[[ Material provided, beginning ]]
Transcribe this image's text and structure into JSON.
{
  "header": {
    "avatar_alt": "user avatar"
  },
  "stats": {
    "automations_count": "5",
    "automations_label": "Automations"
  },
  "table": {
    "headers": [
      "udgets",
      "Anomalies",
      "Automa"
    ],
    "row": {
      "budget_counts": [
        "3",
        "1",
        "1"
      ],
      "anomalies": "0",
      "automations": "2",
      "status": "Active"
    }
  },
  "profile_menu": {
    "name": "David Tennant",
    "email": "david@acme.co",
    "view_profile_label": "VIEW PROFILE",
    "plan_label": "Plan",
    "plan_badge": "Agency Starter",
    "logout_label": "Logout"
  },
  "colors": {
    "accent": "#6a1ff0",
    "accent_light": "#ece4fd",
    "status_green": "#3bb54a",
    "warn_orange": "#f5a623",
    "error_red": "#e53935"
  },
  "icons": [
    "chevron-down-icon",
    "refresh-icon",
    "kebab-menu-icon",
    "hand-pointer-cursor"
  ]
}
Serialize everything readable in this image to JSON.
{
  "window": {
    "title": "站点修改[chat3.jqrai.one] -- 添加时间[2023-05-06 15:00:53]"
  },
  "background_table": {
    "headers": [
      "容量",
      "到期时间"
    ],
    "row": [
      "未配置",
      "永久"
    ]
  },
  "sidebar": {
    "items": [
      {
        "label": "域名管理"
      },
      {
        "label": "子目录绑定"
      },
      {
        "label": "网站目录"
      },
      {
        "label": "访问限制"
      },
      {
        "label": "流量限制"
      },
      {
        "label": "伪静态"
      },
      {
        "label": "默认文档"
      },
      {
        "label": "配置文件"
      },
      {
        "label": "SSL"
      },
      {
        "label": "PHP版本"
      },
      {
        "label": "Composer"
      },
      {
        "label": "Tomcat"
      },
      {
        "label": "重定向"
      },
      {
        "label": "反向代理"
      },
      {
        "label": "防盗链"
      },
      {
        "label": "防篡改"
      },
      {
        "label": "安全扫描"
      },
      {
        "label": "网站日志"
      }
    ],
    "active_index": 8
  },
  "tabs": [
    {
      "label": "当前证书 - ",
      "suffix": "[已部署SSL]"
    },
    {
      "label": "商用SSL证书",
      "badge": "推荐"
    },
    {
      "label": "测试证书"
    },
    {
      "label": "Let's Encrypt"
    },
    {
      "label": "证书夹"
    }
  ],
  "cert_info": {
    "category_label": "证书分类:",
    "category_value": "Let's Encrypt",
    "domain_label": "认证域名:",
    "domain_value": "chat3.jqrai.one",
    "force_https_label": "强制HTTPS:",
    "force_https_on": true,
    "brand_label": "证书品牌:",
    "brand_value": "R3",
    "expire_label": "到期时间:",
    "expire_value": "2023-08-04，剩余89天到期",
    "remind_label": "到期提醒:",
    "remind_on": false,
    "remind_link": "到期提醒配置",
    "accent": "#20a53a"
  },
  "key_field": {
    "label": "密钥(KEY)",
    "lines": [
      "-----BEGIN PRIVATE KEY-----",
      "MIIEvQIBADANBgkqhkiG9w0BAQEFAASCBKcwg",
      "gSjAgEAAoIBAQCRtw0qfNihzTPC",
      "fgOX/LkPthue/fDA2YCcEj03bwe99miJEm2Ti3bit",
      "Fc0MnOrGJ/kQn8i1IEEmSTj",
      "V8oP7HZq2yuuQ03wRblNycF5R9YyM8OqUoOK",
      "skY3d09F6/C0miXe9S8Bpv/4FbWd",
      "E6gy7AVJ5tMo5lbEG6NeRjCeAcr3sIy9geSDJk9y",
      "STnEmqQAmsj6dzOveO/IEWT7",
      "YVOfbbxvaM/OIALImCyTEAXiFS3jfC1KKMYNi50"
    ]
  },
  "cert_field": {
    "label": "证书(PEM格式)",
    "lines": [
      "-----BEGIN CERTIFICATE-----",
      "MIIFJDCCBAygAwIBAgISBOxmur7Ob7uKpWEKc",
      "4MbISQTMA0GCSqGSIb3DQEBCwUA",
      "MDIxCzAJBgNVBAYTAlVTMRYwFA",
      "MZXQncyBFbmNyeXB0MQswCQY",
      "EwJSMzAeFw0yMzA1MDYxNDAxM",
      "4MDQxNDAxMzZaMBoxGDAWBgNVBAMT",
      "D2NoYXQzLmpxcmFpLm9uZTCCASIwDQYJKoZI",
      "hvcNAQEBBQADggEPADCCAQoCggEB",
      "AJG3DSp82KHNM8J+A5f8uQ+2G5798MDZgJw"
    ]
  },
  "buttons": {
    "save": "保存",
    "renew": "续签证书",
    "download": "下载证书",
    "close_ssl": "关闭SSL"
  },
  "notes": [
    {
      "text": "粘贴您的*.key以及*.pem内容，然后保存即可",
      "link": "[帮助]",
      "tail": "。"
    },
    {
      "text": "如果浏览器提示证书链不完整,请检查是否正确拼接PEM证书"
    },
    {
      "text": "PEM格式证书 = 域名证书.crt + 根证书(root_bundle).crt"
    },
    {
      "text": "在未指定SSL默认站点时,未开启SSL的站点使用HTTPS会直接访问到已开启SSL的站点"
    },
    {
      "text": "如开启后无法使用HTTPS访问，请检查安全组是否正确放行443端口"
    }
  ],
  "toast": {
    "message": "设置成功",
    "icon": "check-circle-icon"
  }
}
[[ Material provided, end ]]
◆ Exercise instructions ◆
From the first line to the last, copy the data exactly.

◆ Response to the task ◆
Transcribe this image's text and structure into JSON.
{
  "header": {
    "avatar_alt": "user avatar"
  },
  "stats": {
    "automations_count": "5",
    "automations_label": "Automations"
  },
  "table": {
    "headers": [
      "udgets",
      "Anomalies",
      "Automa"
    ],
    "row": {
      "budget_counts": [
        "3",
        "1",
        "1"
      ],
      "anomalies": "0",
      "automations": "2",
      "status": "Active"
    }
  },
  "profile_menu": {
    "name": "David Tennant",
    "email": "david@acme.co",
    "view_profile_label": "VIEW PROFILE",
    "plan_label": "Plan",
    "plan_badge": "Agency Starter",
    "logout_label": "Logout"
  },
  "colors": {
    "accent": "#6a1ff0",
    "accent_light": "#ece4fd",
    "status_green": "#3bb54a",
    "warn_orange": "#f5a623",
    "error_red": "#e53935"
  },
  "icons": [
    "chevron-down-icon",
    "refresh-icon",
    "kebab-menu-icon",
    "hand-pointer-cursor"
  ]
}
Serialize everything readable in this image to JSON.
{
  "window": {
    "title": "站点修改[chat3.jqrai.one] -- 添加时间[2023-05-06 15:00:53]"
  },
  "background_table": {
    "headers": [
      "容量",
      "到期时间"
    ],
    "row": [
      "未配置",
      "永久"
    ]
  },
  "sidebar": {
    "items": [
      {
        "label": "域名管理"
      },
      {
        "label": "子目录绑定"
      },
      {
        "label": "网站目录"
      },
      {
        "label": "访问限制"
      },
      {
        "label": "流量限制"
      },
      {
        "label": "伪静态"
      },
      {
        "label": "默认文档"
      },
      {
        "label": "配置文件"
      },
      {
        "label": "SSL"
      },
      {
        "label": "PHP版本"
      },
      {
        "label": "Composer"
      },
      {
        "label": "Tomcat"
      },
      {
        "label": "重定向"
      },
      {
        "label": "反向代理"
      },
      {
        "label": "防盗链"
      },
      {
        "label": "防篡改"
      },
      {
        "label": "安全扫描"
      },
      {
        "label": "网站日志"
      }
    ],
    "active_index": 8
  },
  "tabs": [
    {
      "label": "当前证书 - ",
      "suffix": "[已部署SSL]"
    },
    {
      "label": "商用SSL证书",
      "badge": "推荐"
    },
    {
      "label": "测试证书"
    },
    {
      "label": "Let's Encrypt"
    },
    {
      "label": "证书夹"
    }
  ],
  "cert_info": {
    "category_label": "证书分类:",
    "category_value": "Let's Encrypt",
    "domain_label": "认证域名:",
    "domain_value": "chat3.jqrai.one",
    "force_https_label": "强制HTTPS:",
    "force_https_on": true,
    "brand_label": "证书品牌:",
    "brand_value": "R3",
    "expire_label": "到期时间:",
    "expire_value": "2023-08-04，剩余89天到期",
    "remind_label": "到期提醒:",
    "remind_on": false,
    "remind_link": "到期提醒配置",
    "accent": "#20a53a"
  },
  "key_field": {
    "label": "密钥(KEY)",
    "lines": [
      "-----BEGIN PRIVATE KEY-----",
      "MIIEvQIBADANBgkqhkiG9w0BAQEFAASCBKcwg",
      "gSjAgEAAoIBAQCRtw0qfNihzTPC",
      "fgOX/LkPthue/fDA2YCcEj03bwe99miJEm2Ti3bit",
      "Fc0MnOrGJ/kQn8i1IEEmSTj",
      "V8oP7HZq2yuuQ03wRblNycF5R9YyM8OqUoOK",
      "skY3d09F6/C0miXe9S8Bpv/4FbWd",
      "E6gy7AVJ5tMo5lbEG6NeRjCeAcr3sIy9geSDJk9y",
      "STnEmqQAmsj6dzOveO/IEWT7",
      "YVOfbbxvaM/OIALImCyTEAXiFS3jfC1KKMYNi50"
    ]
  },
  "cert_field": {
    "label": "证书(PEM格式)",
    "lines": [
      "-----BEGIN CERTIFICATE-----",
      "MIIFJDCCBAygAwIBAgISBOxmur7Ob7uKpWEKc",
      "4MbISQTMA0GCSqGSIb3DQEBCwUA",
      "MDIxCzAJBgNVBAYTAlVTMRYwFA",
      "MZXQncyBFbmNyeXB0MQswCQY",
      "EwJSMzAeFw0yMzA1MDYxNDAxM",
      "4MDQxNDAxMzZaMBoxGDAWBgNVBAMT",
      "D2NoYXQzLmpxcmFpLm9uZTCCASIwDQYJKoZI",
      "hvcNAQEBBQADggEPADCCAQoCggEB",
      "AJG3DSp82KHNM8J+A5f8uQ+2G5798MDZgJw"
    ]
  },
  "buttons": {
    "save": "保存",
    "renew": "续签证书",
    "download": "下载证书",
    "close_ssl": "关闭SSL"
  },
  "notes": [
    {
      "text": "粘贴您的*.key以及*.pem内容，然后保存即可",
      "link": "[帮助]",
      "tail": "。"
    },
    {
      "text": "如果浏览器提示证书链不完整,请检查是否正确拼接PEM证书"
    },
    {
      "text": "PEM格式证书 = 域名证书.crt + 根证书(root_bundle).crt"
    },
    {
      "text": "在未指定SSL默认站点时,未开启SSL的站点使用HTTPS会直接访问到已开启SSL的站点"
    },
    {
      "text": "如开启后无法使用HTTPS访问，请检查安全组是否正确放行443端口"
    }
  ],
  "toast": {
    "message": "设置成功",
    "icon": "check-circle-icon"
  }
}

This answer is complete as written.